It was Vestas 11th Hour Racing’s Kiwi sailor, Tony Mutter, who came up with the suggestion of giving the grant to the Orca Research Trust, after he watched a documentary on Visser’s lifelong work with orca.
Visser says her fascination with orca has led her to “better understand how connected we all are to the ocean. If we make small changes in our own lives, we can have a marked effect on the health of the ocean and all the creatures that live in it – not to mention us, who use and enjoy it,” she says.
The team’s generosity is made possible through their sponsorship from 11th Hour Racing, an American-based programme, from the Schmidt Family Foundation, working to make change to marine health.
The team are also tracking their carbon footprint around the globe, calculating air and sea miles, freight, recycling, and what they dump in landfills. Halfway around the world they are at 400 tonnes – which costs $4000 to offset. They will put that money into replanting mangroves and seagrass in Rhode Island at the end of the race.
Foxall says Vestas 11th Hour Racing also asked their suppliers to look at their own sustainable practices. As a result, Musto, one of the world’s leading marine clothing brands, made a change to the way they packaged their gear. By putting one more fold in the garment and reducing the gauge of the plastic, they reduced their plastic footprint by 70 percent.

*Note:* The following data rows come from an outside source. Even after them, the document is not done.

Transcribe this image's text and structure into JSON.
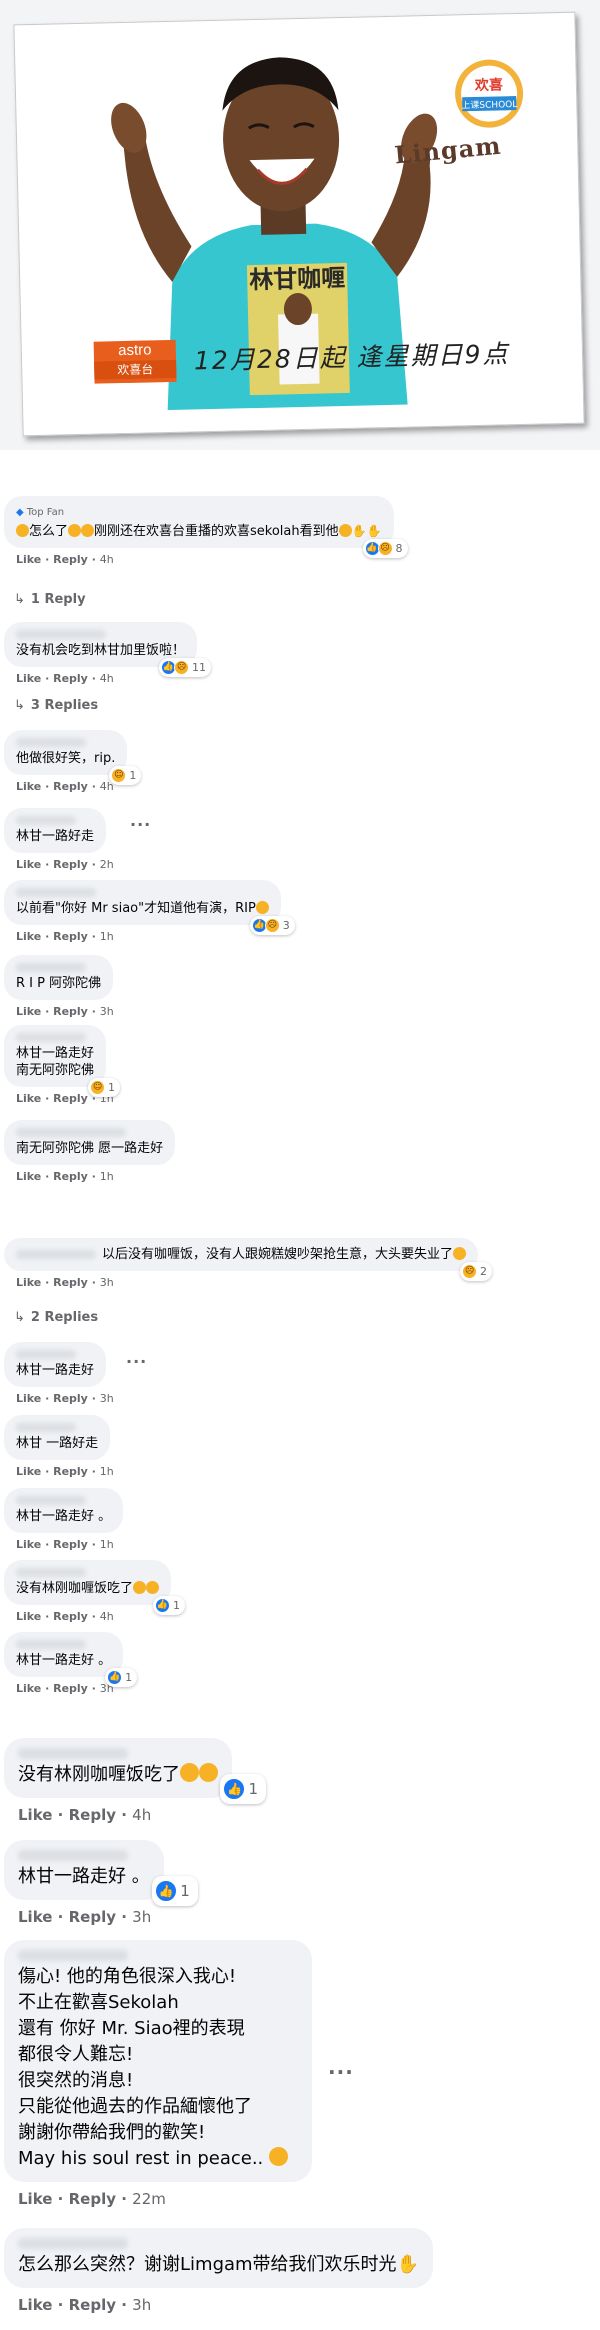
{
  "poster": {
    "show_logo_top": "欢喜",
    "show_logo_bottom": "上课SCHOOL",
    "shirt_text": "林甘咖喱",
    "name": "Lingam",
    "channel_line1": "astro",
    "channel_line2": "欢喜台",
    "schedule": "12月28日起  逢星期日9点"
  },
  "labels": {
    "like": "Like",
    "reply": "Reply",
    "dot": " · ",
    "top_fan": "Top Fan"
  },
  "comments": [
    {
      "text": "怎么了",
      "text2": "刚刚还在欢喜台重播的欢喜sekolah看到他",
      "time": "4h",
      "reaction_count": "8",
      "replies": "1 Reply"
    },
    {
      "text": "没有机会吃到林甘加里饭啦！",
      "time": "4h",
      "reaction_count": "11",
      "replies": "3 Replies"
    },
    {
      "text": "他做很好笑，rip.",
      "time": "4h",
      "reaction_count": "1"
    },
    {
      "text": "林甘一路好走",
      "time": "2h"
    },
    {
      "text": "以前看\"你好 Mr siao\"才知道他有演，RIP",
      "time": "1h",
      "reaction_count": "3"
    },
    {
      "text": "R I P 阿弥陀佛",
      "time": "3h"
    },
    {
      "text": "林甘一路走好\n南无阿弥陀佛",
      "time": "1h",
      "reaction_count": "1"
    },
    {
      "text": "南无阿弥陀佛 愿一路走好",
      "time": "1h"
    },
    {
      "text": "以后没有咖喱饭，没有人跟婉糕嫂吵架抢生意，大头要失业了",
      "time": "3h",
      "reaction_count": "2",
      "replies": "2 Replies"
    },
    {
      "text": "林甘一路走好",
      "time": "3h"
    },
    {
      "text": "林甘 一路好走",
      "time": "1h"
    },
    {
      "text": "林甘一路走好 。",
      "time": "1h"
    },
    {
      "text": "没有林刚咖喱饭吃了",
      "time": "4h",
      "reaction_count": "1"
    },
    {
      "text": "林甘一路走好 。",
      "time": "3h",
      "reaction_count": "1"
    },
    {
      "text": "没有林刚咖喱饭吃了",
      "time": "4h",
      "reaction_count": "1"
    },
    {
      "text": "林甘一路走好 。",
      "time": "3h",
      "reaction_count": "1"
    },
    {
      "text": "傷心! 他的角色很深入我心!\n不止在歡喜Sekolah\n還有 你好 Mr. Siao裡的表現\n都很令人難忘!\n很突然的消息!\n只能從他過去的作品緬懷他了\n謝謝你帶給我們的歡笑!\nMay his soul rest in peace..",
      "time": "22m"
    },
    {
      "text": "怎么那么突然？谢谢Limgam带给我们欢乐时光",
      "time": "3h"
    }
  ],
  "icons": {
    "more": "more-options-icon",
    "reply_arrow": "reply-arrow-icon"
  },
  "colors": {
    "bubble": "#f0f2f5",
    "meta": "#65676b",
    "like_blue": "#1877f2",
    "emoji_yellow": "#f7b125"
  }
}
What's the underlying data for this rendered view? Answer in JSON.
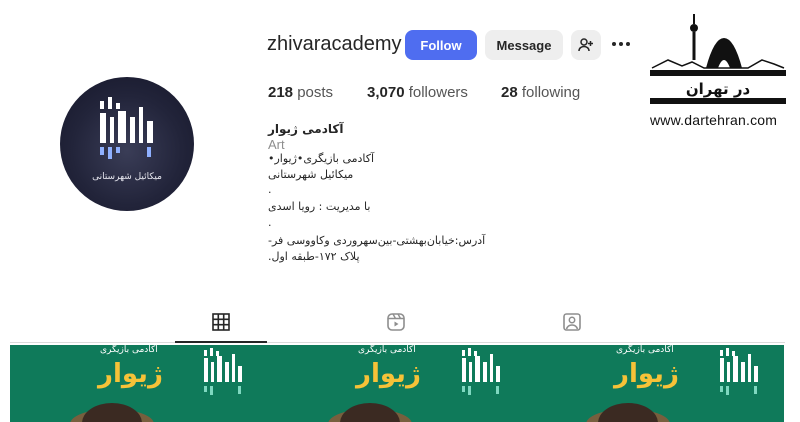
{
  "profile": {
    "username": "zhivaracademy",
    "follow_label": "Follow",
    "message_label": "Message",
    "posts_count": "218",
    "posts_label": "posts",
    "followers_count": "3,070",
    "followers_label": "followers",
    "following_count": "28",
    "following_label": "following",
    "display_name": "آکادمی ژیوار",
    "category": "Art",
    "bio_lines": [
      "آکادمی بازیگری•ژیوار•",
      "میکائیل شهرستانی",
      ".",
      "با مدیریت : رویا اسدی",
      ".",
      "آدرس:خیابان‌بهشتی-بین‌سهروردی وکاووسی فر-",
      "پلاک ۱۷۲-طبقه اول."
    ],
    "avatar_caption": "میکائیل شهرستانی"
  },
  "icons": {
    "add_user": "person-add-icon",
    "more": "more-horizontal-icon",
    "grid_tab": "grid-icon",
    "reels_tab": "reels-icon",
    "tagged_tab": "tagged-icon"
  },
  "watermark": {
    "brand_fa": "در تهران",
    "url": "www.dartehran.com"
  },
  "posts": [
    {
      "subtitle": "آکادمی بازیگری",
      "title": "ژیوار"
    },
    {
      "subtitle": "آکادمی بازیگری",
      "title": "ژیوار"
    },
    {
      "subtitle": "آکادمی بازیگری",
      "title": "ژیوار"
    }
  ],
  "colors": {
    "follow_button": "#4f6df0",
    "post_background": "#0f7a5a",
    "post_title": "#f6c238"
  }
}
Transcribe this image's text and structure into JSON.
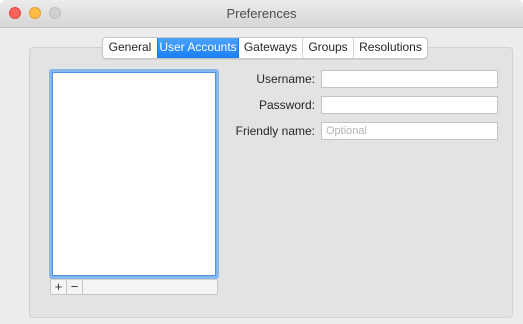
{
  "window": {
    "title": "Preferences"
  },
  "tabs": [
    {
      "label": "General",
      "selected": false
    },
    {
      "label": "User Accounts",
      "selected": true
    },
    {
      "label": "Gateways",
      "selected": false
    },
    {
      "label": "Groups",
      "selected": false
    },
    {
      "label": "Resolutions",
      "selected": false
    }
  ],
  "accounts_list": {
    "items": [],
    "add_label": "+",
    "remove_label": "−"
  },
  "form": {
    "username_label": "Username:",
    "username_value": "",
    "password_label": "Password:",
    "password_value": "",
    "friendly_name_label": "Friendly name:",
    "friendly_name_value": "",
    "friendly_name_placeholder": "Optional"
  },
  "colors": {
    "accent": "#1a7ef5",
    "close": "#fc605c",
    "minimize": "#fdbc40",
    "zoom_disabled": "#d1d1d1"
  }
}
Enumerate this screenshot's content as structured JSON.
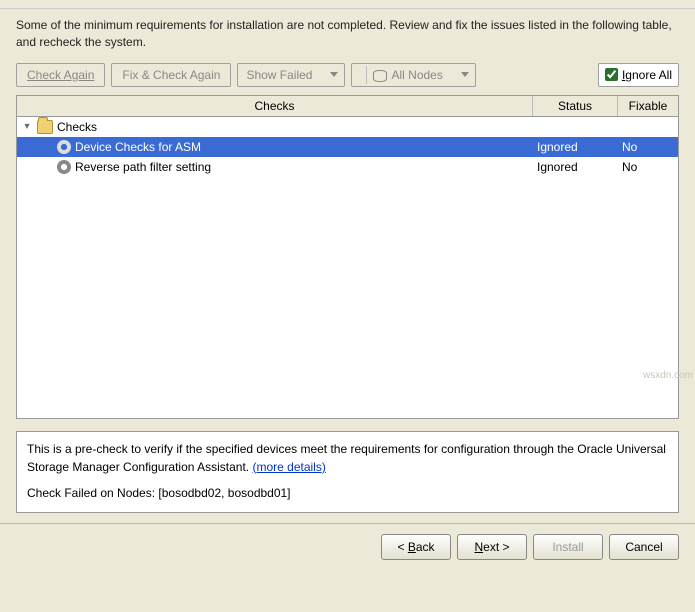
{
  "intro": "Some of the minimum requirements for installation are not completed. Review and fix the issues listed in the following table, and recheck the system.",
  "toolbar": {
    "check_again": "Check Again",
    "fix_check_again": "Fix & Check Again",
    "show_failed": "Show Failed",
    "all_nodes": "All Nodes",
    "ignore_all": "Ignore All",
    "ignore_all_checked": true
  },
  "table": {
    "headers": {
      "checks": "Checks",
      "status": "Status",
      "fixable": "Fixable"
    },
    "root": {
      "label": "Checks"
    },
    "rows": [
      {
        "label": "Device Checks for ASM",
        "status": "Ignored",
        "fixable": "No",
        "selected": true
      },
      {
        "label": "Reverse path filter setting",
        "status": "Ignored",
        "fixable": "No",
        "selected": false
      }
    ]
  },
  "details": {
    "text_prefix": "This is a pre-check to verify if the specified devices meet the requirements for configuration through the Oracle Universal Storage Manager Configuration Assistant. ",
    "more_details": "(more details)",
    "failed_nodes": "Check Failed on Nodes: [bosodbd02, bosodbd01]"
  },
  "footer": {
    "back": "Back",
    "next": "Next",
    "install": "Install",
    "cancel": "Cancel"
  },
  "watermark": "wsxdn.com"
}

The Volvo Ocean Race’s sustainability programme is also making strides ahead with their objectives of reducing the footprint, maximising impact and leaving a legacy. At each stopover, they only take on suppliers who don’t use plastic straws, and who provide drinking water to refill bottles.
Since the race began, 166,600 single-use plastic water bottles have been avoided.
“It is a huge undertaking, but they’ve had some huge wins. In Hong Kong, they diverted 7.2 tonnes of material from the landfill,” Foxall says.
An education programme, using the race to teach ocean literacy, has been taken up in 35 countries by more than 40,000 students.
This week, the New Zealand Government signed up to the United Nations Environment campaign, “Clean Seas”, which the race is promoting as it circumnavigates the globe. New Zealand is the 42nd nation to back the five-year campaign to rid the world’s oceans of plastic.
All of the teams will pitch in to help clean up rubbish off Takapuna Beach before they leave port on Sunday.
Vestas 11th Hour Racing isn’t the only boat in the Volvo fleet carrying a strong sustainability message. Turn the Tide on Plastic, skippered by legendary yachtswoman Dee Caffari, is collecting samples of seawater for data on salinity, dissolved carbon dioxide, algae and microplastic levels as they sail through the world’s oceans.
“We’ve gone beyond the boundaries of what a sporting event traditionally does, and we’re using this platform to bring across a much more important message,” says Foxall, who worked as the recreation education manager at the Canadian Wildlife Federation before taking on this role.
“Sustainability is no longer just a corporate responsibility with a box ticked. It’s become integral to the race – to the point where World Sailing has become the first sporting body in the world to meet an ISO sustainability standard. In our team, sustainability isn’t a compromise. It’s a strength. It supports our teamwork at all levels.
“And it’s fantastic to have the opportunity to do more than just win a boat race.”